Read through the data, and wherever a line holds the word "highest", write that line out.

**Material for the task**.
· · · · · · ·

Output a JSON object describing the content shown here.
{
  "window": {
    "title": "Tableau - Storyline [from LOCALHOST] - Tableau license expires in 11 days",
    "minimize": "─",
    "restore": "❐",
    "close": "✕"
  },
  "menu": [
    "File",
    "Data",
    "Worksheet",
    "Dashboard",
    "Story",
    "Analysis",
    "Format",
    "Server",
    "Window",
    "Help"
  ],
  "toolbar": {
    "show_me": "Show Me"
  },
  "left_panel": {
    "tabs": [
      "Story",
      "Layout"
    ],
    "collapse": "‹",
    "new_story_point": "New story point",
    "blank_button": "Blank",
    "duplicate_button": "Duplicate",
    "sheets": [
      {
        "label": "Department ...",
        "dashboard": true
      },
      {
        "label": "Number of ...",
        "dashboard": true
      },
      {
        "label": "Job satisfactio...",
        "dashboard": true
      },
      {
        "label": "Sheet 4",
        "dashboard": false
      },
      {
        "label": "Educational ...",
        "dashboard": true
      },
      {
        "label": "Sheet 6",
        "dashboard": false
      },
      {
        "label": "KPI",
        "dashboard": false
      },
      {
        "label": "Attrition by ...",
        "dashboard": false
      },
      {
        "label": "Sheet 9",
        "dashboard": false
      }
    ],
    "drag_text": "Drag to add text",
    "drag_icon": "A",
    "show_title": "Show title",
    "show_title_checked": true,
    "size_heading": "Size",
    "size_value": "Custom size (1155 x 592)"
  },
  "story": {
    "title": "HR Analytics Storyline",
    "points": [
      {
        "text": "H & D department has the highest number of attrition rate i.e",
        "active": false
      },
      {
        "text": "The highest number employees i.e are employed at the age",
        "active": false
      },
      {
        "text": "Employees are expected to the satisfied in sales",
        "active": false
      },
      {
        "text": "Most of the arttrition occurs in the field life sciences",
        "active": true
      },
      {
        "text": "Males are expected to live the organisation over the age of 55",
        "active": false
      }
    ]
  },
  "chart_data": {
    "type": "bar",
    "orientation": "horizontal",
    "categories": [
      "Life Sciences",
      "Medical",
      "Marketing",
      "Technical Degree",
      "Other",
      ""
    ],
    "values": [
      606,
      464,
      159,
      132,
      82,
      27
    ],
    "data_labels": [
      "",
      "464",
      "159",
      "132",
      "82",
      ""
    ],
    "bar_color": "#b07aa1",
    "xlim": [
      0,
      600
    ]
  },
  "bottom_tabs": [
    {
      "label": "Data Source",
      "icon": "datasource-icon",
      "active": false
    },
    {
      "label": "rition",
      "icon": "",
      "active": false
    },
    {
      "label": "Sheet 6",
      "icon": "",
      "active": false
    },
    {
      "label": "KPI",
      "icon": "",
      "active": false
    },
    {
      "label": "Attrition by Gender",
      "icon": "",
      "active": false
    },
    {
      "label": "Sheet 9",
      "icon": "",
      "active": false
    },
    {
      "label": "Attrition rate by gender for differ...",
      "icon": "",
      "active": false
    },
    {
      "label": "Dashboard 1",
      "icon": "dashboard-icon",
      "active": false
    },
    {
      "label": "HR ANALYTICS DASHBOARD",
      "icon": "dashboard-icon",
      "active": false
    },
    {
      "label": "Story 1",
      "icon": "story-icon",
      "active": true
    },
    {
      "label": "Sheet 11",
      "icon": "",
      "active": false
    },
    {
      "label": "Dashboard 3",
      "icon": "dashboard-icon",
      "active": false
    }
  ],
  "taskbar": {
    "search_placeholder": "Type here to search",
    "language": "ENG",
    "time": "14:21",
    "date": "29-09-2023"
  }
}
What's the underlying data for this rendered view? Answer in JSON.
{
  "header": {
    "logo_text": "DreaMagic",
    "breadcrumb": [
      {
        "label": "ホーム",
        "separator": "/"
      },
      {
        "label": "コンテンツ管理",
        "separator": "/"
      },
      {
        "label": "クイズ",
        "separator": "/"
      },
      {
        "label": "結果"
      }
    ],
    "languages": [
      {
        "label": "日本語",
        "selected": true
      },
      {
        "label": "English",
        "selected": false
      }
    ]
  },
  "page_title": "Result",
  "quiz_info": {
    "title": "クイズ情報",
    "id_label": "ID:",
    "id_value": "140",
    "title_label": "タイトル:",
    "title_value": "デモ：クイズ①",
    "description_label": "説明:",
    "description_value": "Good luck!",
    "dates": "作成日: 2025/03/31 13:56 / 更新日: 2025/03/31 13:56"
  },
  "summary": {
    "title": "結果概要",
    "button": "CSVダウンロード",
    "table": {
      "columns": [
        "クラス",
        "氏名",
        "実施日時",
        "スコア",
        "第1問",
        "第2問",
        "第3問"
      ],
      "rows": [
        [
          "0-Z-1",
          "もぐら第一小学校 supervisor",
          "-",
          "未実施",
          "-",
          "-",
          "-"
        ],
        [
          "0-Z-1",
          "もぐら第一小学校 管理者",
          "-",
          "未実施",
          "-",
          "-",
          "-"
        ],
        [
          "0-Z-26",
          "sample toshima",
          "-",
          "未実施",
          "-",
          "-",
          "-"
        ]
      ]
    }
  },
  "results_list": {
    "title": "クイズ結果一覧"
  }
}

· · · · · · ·

**Solved problem**.
        "text": "H & D department has the highest number of attrition rate i.e",
        "text": "The highest number employees i.e are employed at the age",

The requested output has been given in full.